### Assignment
Copy out each line of the data that holds the string "index".

Items from an interface collection:
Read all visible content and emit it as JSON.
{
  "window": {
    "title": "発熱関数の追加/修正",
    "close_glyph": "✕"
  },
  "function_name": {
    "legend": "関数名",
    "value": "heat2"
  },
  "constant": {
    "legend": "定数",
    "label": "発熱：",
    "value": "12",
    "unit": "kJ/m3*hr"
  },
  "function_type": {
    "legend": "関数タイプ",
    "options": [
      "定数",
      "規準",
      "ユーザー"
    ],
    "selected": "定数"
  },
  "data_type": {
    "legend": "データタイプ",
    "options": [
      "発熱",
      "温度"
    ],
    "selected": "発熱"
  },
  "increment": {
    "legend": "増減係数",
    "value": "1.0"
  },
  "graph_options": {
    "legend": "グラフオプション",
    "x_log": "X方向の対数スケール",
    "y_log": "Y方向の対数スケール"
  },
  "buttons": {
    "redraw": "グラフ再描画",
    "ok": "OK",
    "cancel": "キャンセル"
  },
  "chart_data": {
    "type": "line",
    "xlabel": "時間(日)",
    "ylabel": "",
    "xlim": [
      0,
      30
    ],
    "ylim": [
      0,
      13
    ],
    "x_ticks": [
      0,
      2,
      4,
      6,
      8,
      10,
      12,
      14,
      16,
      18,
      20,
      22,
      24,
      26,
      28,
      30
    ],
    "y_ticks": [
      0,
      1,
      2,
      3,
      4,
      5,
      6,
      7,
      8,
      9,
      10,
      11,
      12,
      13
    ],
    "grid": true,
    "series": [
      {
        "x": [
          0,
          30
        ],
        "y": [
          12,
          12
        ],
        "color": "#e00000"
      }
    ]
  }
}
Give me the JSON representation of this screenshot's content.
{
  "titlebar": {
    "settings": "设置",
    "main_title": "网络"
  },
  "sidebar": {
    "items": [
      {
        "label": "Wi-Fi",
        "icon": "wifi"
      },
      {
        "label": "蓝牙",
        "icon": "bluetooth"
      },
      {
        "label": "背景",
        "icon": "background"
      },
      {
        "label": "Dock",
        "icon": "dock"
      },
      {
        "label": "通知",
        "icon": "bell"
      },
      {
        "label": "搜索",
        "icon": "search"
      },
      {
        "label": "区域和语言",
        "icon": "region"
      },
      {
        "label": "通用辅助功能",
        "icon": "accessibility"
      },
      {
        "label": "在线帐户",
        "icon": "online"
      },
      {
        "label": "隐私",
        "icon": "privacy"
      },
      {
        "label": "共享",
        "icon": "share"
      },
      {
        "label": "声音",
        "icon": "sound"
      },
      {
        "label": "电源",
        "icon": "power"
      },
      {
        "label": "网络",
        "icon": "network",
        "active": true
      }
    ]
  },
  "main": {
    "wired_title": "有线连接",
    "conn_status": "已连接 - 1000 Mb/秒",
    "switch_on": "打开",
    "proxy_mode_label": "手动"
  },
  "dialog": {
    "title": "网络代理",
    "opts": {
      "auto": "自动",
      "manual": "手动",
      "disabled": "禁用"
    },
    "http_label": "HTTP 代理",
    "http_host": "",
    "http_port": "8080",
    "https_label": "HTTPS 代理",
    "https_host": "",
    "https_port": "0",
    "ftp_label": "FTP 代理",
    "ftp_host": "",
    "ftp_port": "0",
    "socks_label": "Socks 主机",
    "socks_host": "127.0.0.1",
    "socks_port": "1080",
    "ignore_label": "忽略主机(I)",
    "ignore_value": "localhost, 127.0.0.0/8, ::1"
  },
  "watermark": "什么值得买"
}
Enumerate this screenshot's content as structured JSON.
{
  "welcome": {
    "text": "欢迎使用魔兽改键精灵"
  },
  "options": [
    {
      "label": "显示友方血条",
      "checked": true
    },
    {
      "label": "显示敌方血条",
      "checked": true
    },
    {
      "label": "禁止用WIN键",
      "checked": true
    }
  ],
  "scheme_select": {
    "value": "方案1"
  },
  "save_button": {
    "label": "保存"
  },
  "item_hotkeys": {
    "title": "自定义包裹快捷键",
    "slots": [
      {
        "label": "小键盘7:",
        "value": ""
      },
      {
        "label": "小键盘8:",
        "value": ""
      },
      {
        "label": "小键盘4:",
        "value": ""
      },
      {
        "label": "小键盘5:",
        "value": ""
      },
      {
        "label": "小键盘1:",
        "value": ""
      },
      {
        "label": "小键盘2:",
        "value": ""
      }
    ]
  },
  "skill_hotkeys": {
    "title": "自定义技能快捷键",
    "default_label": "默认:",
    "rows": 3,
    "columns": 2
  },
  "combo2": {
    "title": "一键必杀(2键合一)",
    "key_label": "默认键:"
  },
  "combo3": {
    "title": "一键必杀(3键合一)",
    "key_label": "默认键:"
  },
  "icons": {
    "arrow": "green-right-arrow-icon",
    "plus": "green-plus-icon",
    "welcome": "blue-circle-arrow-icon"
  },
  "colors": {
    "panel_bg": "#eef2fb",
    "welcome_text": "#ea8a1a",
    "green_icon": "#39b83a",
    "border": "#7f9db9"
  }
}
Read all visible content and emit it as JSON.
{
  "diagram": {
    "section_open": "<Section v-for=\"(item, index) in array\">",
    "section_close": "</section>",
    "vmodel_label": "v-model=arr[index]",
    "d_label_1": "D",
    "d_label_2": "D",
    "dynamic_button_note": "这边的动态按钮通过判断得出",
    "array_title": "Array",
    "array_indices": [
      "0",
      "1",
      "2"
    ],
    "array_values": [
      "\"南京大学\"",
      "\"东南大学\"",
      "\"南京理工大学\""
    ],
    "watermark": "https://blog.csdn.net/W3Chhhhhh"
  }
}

### Task response
    "section_open": "<Section v-for=\"(item, index) in array\">",
    "vmodel_label": "v-model=arr[index]",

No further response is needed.